• [Data section]:
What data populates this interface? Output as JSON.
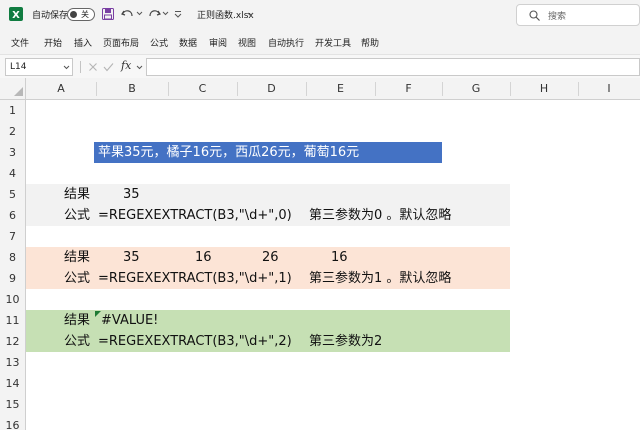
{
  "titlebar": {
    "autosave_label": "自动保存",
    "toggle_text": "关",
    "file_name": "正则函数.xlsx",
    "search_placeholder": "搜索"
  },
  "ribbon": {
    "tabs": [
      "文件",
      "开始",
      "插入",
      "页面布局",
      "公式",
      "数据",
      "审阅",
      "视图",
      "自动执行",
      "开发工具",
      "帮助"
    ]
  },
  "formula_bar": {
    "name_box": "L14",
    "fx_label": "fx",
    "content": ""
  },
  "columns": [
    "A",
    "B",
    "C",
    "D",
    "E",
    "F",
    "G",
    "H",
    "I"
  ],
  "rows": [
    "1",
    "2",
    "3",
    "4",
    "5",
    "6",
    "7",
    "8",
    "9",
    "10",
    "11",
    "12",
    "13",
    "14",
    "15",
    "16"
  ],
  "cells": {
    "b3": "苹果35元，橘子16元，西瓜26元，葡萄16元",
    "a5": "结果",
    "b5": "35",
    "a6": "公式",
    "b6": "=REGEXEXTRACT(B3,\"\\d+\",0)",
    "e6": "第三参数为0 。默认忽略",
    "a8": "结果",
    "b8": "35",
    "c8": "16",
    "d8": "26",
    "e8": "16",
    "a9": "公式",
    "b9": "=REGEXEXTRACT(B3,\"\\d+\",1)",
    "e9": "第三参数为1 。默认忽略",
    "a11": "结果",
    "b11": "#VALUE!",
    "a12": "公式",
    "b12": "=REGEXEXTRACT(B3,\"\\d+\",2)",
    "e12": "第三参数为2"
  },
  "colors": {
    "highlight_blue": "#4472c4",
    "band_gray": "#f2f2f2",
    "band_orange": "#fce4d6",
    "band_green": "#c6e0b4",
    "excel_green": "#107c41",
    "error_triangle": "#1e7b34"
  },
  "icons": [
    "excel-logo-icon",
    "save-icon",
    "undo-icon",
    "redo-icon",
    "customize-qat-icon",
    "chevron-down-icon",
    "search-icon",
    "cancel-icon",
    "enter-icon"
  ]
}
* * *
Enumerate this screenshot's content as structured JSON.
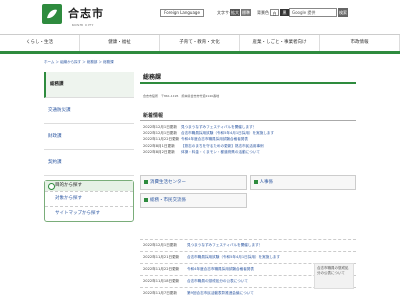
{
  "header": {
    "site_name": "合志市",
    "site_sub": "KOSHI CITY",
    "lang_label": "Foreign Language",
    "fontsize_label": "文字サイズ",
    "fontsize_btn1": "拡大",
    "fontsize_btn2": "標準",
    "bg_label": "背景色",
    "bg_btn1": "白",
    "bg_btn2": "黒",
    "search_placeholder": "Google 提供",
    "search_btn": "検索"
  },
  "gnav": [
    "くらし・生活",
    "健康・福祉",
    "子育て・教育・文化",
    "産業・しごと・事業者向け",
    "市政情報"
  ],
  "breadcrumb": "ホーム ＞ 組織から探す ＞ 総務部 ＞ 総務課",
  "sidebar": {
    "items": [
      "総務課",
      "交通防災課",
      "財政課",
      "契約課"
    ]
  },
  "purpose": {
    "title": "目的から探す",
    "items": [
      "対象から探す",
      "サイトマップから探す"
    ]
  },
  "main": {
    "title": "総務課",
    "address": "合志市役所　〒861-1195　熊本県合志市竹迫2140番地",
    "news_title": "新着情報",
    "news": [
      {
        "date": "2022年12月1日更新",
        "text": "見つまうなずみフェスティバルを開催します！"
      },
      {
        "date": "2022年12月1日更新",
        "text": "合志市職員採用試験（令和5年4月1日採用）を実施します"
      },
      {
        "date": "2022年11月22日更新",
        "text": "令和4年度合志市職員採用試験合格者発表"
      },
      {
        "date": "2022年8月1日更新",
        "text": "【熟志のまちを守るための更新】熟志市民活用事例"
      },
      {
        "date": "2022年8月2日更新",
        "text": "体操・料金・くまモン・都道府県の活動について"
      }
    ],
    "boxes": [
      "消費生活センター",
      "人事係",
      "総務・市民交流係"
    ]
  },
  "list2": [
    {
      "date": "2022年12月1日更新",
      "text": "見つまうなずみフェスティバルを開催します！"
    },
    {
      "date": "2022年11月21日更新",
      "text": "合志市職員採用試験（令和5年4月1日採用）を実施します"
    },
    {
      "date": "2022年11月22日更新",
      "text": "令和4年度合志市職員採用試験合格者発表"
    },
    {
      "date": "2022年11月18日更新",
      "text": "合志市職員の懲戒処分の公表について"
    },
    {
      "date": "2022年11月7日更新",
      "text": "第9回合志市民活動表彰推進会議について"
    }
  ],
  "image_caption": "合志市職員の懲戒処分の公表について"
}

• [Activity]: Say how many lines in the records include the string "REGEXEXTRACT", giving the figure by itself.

• [Expected answer]: 3